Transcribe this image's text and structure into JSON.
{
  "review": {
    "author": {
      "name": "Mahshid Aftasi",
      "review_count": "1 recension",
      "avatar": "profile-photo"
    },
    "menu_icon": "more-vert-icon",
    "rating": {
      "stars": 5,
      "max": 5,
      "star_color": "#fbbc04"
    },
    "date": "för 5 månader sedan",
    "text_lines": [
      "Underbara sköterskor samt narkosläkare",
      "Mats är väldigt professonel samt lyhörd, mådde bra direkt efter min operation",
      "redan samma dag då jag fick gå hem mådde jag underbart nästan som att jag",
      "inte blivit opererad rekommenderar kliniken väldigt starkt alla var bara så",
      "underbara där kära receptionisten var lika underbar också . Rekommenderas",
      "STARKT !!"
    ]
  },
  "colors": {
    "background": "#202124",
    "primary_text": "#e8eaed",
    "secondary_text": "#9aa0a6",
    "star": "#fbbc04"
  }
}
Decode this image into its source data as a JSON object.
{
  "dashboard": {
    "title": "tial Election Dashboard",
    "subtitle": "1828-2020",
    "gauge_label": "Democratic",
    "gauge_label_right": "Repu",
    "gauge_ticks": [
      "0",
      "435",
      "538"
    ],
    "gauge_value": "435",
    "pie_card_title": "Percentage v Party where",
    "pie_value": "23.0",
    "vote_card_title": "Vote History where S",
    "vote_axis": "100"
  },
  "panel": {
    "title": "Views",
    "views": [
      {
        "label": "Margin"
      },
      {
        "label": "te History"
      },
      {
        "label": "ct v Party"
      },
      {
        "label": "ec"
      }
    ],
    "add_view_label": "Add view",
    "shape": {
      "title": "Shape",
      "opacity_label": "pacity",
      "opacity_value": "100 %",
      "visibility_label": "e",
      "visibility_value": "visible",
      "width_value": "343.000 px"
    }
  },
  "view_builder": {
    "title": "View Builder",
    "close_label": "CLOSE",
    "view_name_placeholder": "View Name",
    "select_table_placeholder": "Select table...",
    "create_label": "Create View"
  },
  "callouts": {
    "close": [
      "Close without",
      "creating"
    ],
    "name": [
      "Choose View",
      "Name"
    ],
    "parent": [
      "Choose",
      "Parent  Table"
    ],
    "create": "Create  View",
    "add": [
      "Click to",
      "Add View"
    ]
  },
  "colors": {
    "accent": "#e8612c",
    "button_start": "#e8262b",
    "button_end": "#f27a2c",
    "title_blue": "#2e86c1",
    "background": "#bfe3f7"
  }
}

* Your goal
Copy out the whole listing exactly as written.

* Written solution
Transcribe this image's text and structure into JSON.
{
  "review": {
    "author": {
      "name": "Mahshid Aftasi",
      "review_count": "1 recension",
      "avatar": "profile-photo"
    },
    "menu_icon": "more-vert-icon",
    "rating": {
      "stars": 5,
      "max": 5,
      "star_color": "#fbbc04"
    },
    "date": "för 5 månader sedan",
    "text_lines": [
      "Underbara sköterskor samt narkosläkare",
      "Mats är väldigt professonel samt lyhörd, mådde bra direkt efter min operation",
      "redan samma dag då jag fick gå hem mådde jag underbart nästan som att jag",
      "inte blivit opererad rekommenderar kliniken väldigt starkt alla var bara så",
      "underbara där kära receptionisten var lika underbar också . Rekommenderas",
      "STARKT !!"
    ]
  },
  "colors": {
    "background": "#202124",
    "primary_text": "#e8eaed",
    "secondary_text": "#9aa0a6",
    "star": "#fbbc04"
  }
}
Decode this image into its source data as a JSON object.
{
  "dashboard": {
    "title": "tial Election Dashboard",
    "subtitle": "1828-2020",
    "gauge_label": "Democratic",
    "gauge_label_right": "Repu",
    "gauge_ticks": [
      "0",
      "435",
      "538"
    ],
    "gauge_value": "435",
    "pie_card_title": "Percentage v Party where",
    "pie_value": "23.0",
    "vote_card_title": "Vote History where S",
    "vote_axis": "100"
  },
  "panel": {
    "title": "Views",
    "views": [
      {
        "label": "Margin"
      },
      {
        "label": "te History"
      },
      {
        "label": "ct v Party"
      },
      {
        "label": "ec"
      }
    ],
    "add_view_label": "Add view",
    "shape": {
      "title": "Shape",
      "opacity_label": "pacity",
      "opacity_value": "100 %",
      "visibility_label": "e",
      "visibility_value": "visible",
      "width_value": "343.000 px"
    }
  },
  "view_builder": {
    "title": "View Builder",
    "close_label": "CLOSE",
    "view_name_placeholder": "View Name",
    "select_table_placeholder": "Select table...",
    "create_label": "Create View"
  },
  "callouts": {
    "close": [
      "Close without",
      "creating"
    ],
    "name": [
      "Choose View",
      "Name"
    ],
    "parent": [
      "Choose",
      "Parent  Table"
    ],
    "create": "Create  View",
    "add": [
      "Click to",
      "Add View"
    ]
  },
  "colors": {
    "accent": "#e8612c",
    "button_start": "#e8262b",
    "button_end": "#f27a2c",
    "title_blue": "#2e86c1",
    "background": "#bfe3f7"
  }
}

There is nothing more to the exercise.